Related In: Results  -  Collection

License
Show All Figures
getmorefigures.php?uid=PMC4256014&req=5

pcbi-1003953-g003: Construction of traveling wave-front.A. Fast-slow dynamics in the canonical Fitzhugh-Nagumo model of action potential generation. Black curve represents a trajectory of an action potential through phase space, in which a fast transition occurs between the rest (blue dot) and excited state (green dot), followed by slow excited dynamics (green to purple dot), another fast transition between the excited and refractory state (purple to yellow), and slow dynamics while refractory (yellow to black). Red arrows represent flow lines, and the blue curve is the cline which defines the slow manifold ( cline not drawn for clarity). B. The fast system here is described by three dynamical variables (, , and ). Shown here is the trajectory connecting the rest (blue) and excited (green) fixed points, defining the wavefront. C. Temporal voltage dynamics of the wave front.
Mentions: In a moving frame with speed , stationary solutions which connect the rest and excited fixed points are heteroclinic orbits which represent traveling front solutions. The basic idea of the wave front construction is outlined in Fig. 3.

Bottom Line: Early-stage waves mediated by acetylcholine (ACh) manifest as slow, spreading bursts of action potentials.In addition to simulation, we are thus able to use non-linear wave theory to connect wave features to underlying physiological parameters, making the model useful in determining appropriate pharmacological manipulations to experimentally produce waves of a prescribed spatiotemporal character.The model is used to determine how ACh mediated connectivity may modulate wave activity, and how parameters such as the spontaneous activation rate and sAHP refractory period contribute to critical wave size variability.

View Article: PubMed Central - PubMed

Affiliation: Department of Applied Mathematics, University of Washington, Seattle, Washington, United States of America.

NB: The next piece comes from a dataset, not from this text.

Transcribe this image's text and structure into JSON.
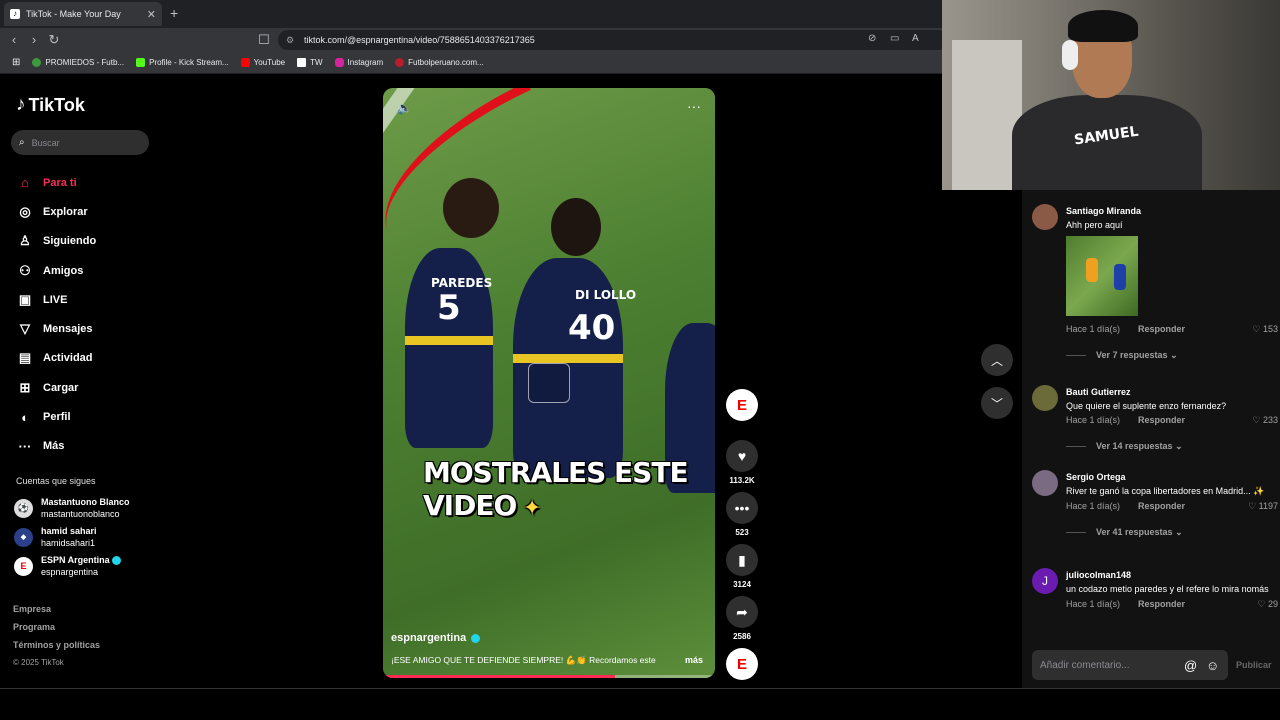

ABSTRACT
Prior to receiving visual stimuli, spontaneous, correlated activity in the retina, called retinal waves, drives activity-dependent developmental programs. Early-stage waves mediated by acetylcholine (ACh) manifest as slow, spreading bursts of action potentials. They are believed to be initiated by the spontaneous firing of Starburst Amacrine Cells (SACs), whose dense, recurrent connectivity then propagates this activity laterally. Their inter-wave interval and shifting wave boundaries are the result of the slow after-hyperpolarization of the SACs creating an evolving mosaic of recruitable and refractory cells, which can and cannot participate in waves, respectively. Recent evidence suggests that cholinergic waves may be modulated by the extracellular concentration of ACh. Here, we construct a simplified, biophysically consistent, reaction-diffusion model of cholinergic retinal waves capable of recapitulating wave dynamics observed in mice retina recordings. The dense, recurrent connectivity of SACs is modeled through local, excitatory coupling occurring via the volume release and diffusion of ACh. In addition to simulation, we are thus able to use non-linear wave theory to connect wave features to underlying physiological parameters, making the model useful in determining appropriate pharmacological manipulations to experimentally produce waves of a prescribed spatiotemporal character. The model is used to determine how ACh mediated connectivity may modulate wave activity, and how parameters such as the spontaneous activation rate and sAHP refractory period contribute to critical wave size variability.

Show MeSH
Related in: MedlinePlus